▸ Work to complete: Return all lines from the listing below in which the string "icon" occurs.

--- Records for this task Enclosed Below ---

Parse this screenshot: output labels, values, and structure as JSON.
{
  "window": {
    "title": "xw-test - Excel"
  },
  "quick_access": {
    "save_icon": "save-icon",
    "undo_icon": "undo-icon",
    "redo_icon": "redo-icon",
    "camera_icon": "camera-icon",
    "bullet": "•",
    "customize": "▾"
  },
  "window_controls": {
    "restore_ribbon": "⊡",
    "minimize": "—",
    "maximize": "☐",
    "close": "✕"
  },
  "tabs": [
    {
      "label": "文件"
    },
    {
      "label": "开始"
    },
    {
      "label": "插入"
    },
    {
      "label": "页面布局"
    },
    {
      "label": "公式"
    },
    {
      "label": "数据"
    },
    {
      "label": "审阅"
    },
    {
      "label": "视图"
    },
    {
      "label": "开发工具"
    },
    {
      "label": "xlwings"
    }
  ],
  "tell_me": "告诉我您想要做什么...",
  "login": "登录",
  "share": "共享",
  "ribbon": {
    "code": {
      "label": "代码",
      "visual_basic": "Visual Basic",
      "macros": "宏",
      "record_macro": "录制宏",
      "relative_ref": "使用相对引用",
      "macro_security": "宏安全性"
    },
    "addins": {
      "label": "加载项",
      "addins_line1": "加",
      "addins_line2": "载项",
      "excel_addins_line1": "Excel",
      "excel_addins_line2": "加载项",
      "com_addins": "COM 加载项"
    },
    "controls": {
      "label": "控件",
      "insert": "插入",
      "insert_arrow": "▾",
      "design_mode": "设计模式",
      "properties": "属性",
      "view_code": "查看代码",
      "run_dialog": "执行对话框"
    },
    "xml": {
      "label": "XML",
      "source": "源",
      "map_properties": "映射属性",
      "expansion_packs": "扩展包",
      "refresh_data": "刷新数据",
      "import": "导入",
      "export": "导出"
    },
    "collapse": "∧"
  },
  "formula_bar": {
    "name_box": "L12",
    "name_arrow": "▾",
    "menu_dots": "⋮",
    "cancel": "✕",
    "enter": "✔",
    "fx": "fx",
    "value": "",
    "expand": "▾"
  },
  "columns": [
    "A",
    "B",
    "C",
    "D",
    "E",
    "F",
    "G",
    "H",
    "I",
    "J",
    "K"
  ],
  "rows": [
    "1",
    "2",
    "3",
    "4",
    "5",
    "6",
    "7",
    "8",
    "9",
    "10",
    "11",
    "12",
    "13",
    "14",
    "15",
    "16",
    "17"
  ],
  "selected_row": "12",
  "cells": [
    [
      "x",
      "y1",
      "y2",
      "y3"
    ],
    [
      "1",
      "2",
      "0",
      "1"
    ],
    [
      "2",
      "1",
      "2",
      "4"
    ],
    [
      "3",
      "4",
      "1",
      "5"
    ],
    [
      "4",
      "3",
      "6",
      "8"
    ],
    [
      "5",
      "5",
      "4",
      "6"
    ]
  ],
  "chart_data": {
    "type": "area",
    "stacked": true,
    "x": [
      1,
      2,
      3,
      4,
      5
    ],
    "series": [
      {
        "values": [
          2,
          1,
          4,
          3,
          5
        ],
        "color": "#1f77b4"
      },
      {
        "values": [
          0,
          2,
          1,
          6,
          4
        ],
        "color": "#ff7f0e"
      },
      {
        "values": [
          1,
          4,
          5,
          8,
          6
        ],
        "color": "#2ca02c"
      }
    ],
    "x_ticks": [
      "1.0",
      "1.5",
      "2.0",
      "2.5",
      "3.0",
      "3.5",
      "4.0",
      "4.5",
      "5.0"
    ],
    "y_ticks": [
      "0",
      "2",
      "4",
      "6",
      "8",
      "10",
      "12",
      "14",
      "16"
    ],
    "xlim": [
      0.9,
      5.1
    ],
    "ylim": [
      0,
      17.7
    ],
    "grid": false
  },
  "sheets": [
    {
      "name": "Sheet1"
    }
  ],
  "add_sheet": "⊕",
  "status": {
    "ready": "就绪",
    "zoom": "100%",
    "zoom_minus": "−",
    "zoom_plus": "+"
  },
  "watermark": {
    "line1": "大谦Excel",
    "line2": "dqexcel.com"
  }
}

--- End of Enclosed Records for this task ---
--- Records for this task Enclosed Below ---

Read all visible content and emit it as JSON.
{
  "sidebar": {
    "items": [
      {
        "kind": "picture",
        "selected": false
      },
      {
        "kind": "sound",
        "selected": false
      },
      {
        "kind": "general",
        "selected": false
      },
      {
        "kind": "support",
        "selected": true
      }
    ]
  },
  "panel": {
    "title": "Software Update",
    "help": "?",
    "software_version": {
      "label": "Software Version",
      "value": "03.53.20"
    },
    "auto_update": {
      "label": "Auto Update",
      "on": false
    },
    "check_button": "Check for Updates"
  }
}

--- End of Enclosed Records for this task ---

▸ Task solution:
    "save_icon": "save-icon",
    "undo_icon": "undo-icon",
    "redo_icon": "redo-icon",
    "camera_icon": "camera-icon",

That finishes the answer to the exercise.